> **Task prompt**: Leave out the pictures and reproduce all of the data exactly.

> **Source data**:

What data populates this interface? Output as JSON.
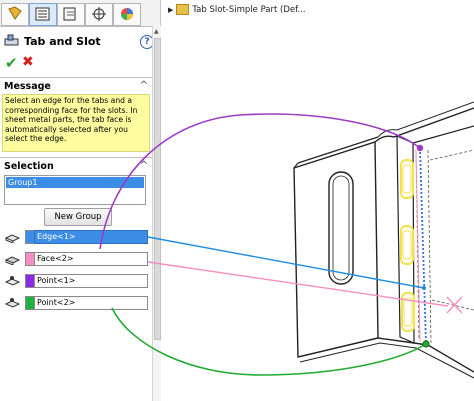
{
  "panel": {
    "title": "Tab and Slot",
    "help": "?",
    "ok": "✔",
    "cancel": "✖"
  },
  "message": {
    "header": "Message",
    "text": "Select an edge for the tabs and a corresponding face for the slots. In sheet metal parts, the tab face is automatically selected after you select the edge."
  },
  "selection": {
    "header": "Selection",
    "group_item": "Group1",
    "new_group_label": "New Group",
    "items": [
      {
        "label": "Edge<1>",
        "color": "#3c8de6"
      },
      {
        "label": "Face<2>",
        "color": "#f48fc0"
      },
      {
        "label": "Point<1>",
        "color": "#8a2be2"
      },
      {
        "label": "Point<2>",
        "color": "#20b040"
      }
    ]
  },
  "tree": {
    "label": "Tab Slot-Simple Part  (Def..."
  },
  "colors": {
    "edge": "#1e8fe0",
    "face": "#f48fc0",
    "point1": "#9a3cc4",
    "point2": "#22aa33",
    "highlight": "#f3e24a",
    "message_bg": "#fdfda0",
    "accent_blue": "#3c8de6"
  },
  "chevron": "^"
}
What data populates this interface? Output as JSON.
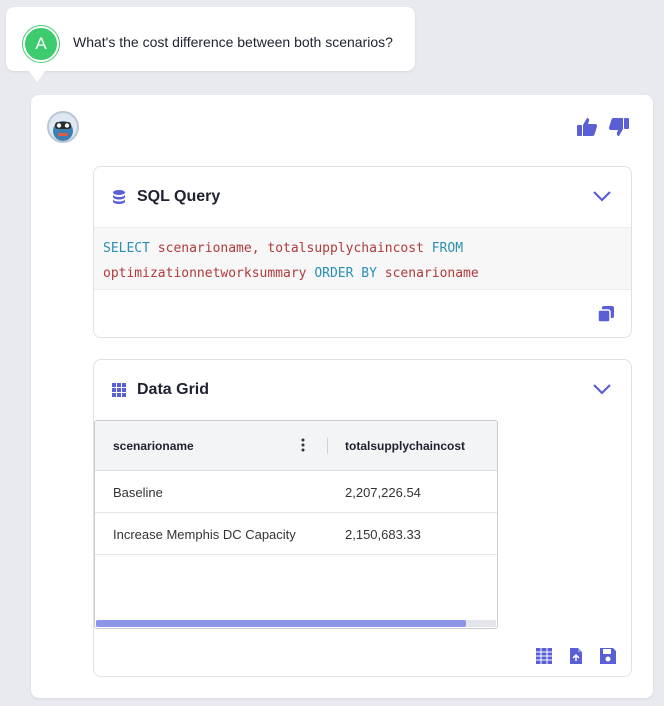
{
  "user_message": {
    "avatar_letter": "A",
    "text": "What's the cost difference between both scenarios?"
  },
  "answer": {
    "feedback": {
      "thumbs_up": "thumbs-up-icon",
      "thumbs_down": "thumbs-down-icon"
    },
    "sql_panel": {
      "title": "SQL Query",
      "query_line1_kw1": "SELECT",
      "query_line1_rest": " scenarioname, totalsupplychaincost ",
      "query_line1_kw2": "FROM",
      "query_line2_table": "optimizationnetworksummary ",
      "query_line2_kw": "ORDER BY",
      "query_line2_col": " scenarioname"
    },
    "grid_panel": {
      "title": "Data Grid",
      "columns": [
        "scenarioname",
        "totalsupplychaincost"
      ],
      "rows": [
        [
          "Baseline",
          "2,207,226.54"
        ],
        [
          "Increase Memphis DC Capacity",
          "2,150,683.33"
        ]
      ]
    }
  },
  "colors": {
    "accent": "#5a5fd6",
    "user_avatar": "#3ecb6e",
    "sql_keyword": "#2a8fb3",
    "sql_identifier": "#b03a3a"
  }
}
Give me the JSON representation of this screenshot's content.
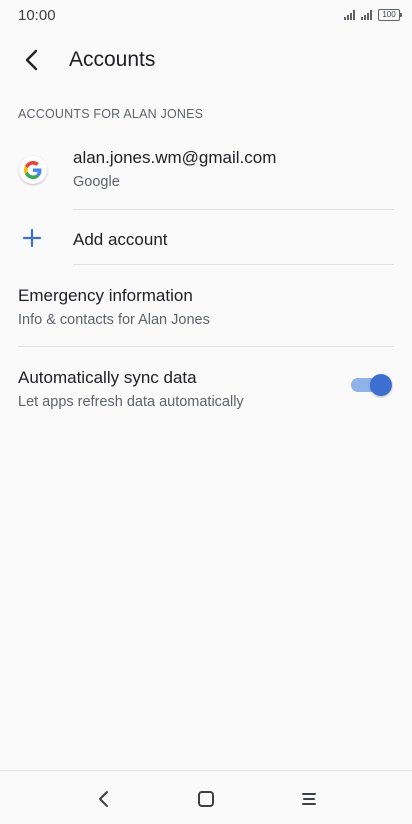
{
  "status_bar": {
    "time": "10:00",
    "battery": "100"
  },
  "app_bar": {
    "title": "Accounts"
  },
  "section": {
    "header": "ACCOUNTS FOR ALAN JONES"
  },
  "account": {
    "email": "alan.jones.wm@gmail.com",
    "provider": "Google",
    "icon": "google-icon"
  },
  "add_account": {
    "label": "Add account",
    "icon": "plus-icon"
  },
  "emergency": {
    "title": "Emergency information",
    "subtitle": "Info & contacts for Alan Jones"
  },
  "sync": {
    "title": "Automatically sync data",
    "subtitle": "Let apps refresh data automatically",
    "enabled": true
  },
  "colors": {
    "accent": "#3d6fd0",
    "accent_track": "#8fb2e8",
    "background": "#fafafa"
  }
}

> **Task response**:
What data populates this interface? Output as JSON.
{
  "panel": {
    "title": "Tab and Slot",
    "help": "?",
    "ok": "✔",
    "cancel": "✖"
  },
  "message": {
    "header": "Message",
    "text": "Select an edge for the tabs and a corresponding face for the slots. In sheet metal parts, the tab face is automatically selected after you select the edge."
  },
  "selection": {
    "header": "Selection",
    "group_item": "Group1",
    "new_group_label": "New Group",
    "items": [
      {
        "label": "Edge<1>",
        "color": "#3c8de6"
      },
      {
        "label": "Face<2>",
        "color": "#f48fc0"
      },
      {
        "label": "Point<1>",
        "color": "#8a2be2"
      },
      {
        "label": "Point<2>",
        "color": "#20b040"
      }
    ]
  },
  "tree": {
    "label": "Tab Slot-Simple Part  (Def..."
  },
  "colors": {
    "edge": "#1e8fe0",
    "face": "#f48fc0",
    "point1": "#9a3cc4",
    "point2": "#22aa33",
    "highlight": "#f3e24a",
    "message_bg": "#fdfda0",
    "accent_blue": "#3c8de6"
  },
  "chevron": "^"
}
What data populates this interface? Output as JSON.
{
  "user_message": {
    "avatar_letter": "A",
    "text": "What's the cost difference between both scenarios?"
  },
  "answer": {
    "feedback": {
      "thumbs_up": "thumbs-up-icon",
      "thumbs_down": "thumbs-down-icon"
    },
    "sql_panel": {
      "title": "SQL Query",
      "query_line1_kw1": "SELECT",
      "query_line1_rest": " scenarioname, totalsupplychaincost ",
      "query_line1_kw2": "FROM",
      "query_line2_table": "optimizationnetworksummary ",
      "query_line2_kw": "ORDER BY",
      "query_line2_col": " scenarioname"
    },
    "grid_panel": {
      "title": "Data Grid",
      "columns": [
        "scenarioname",
        "totalsupplychaincost"
      ],
      "rows": [
        [
          "Baseline",
          "2,207,226.54"
        ],
        [
          "Increase Memphis DC Capacity",
          "2,150,683.33"
        ]
      ]
    }
  },
  "colors": {
    "accent": "#5a5fd6",
    "user_avatar": "#3ecb6e",
    "sql_keyword": "#2a8fb3",
    "sql_identifier": "#b03a3a"
  }
}
Give me the JSON representation of this screenshot's content.
{
  "status_bar": {
    "time": "10:00",
    "battery": "100"
  },
  "app_bar": {
    "title": "Accounts"
  },
  "section": {
    "header": "ACCOUNTS FOR ALAN JONES"
  },
  "account": {
    "email": "alan.jones.wm@gmail.com",
    "provider": "Google",
    "icon": "google-icon"
  },
  "add_account": {
    "label": "Add account",
    "icon": "plus-icon"
  },
  "emergency": {
    "title": "Emergency information",
    "subtitle": "Info & contacts for Alan Jones"
  },
  "sync": {
    "title": "Automatically sync data",
    "subtitle": "Let apps refresh data automatically",
    "enabled": true
  },
  "colors": {
    "accent": "#3d6fd0",
    "accent_track": "#8fb2e8",
    "background": "#fafafa"
  }
}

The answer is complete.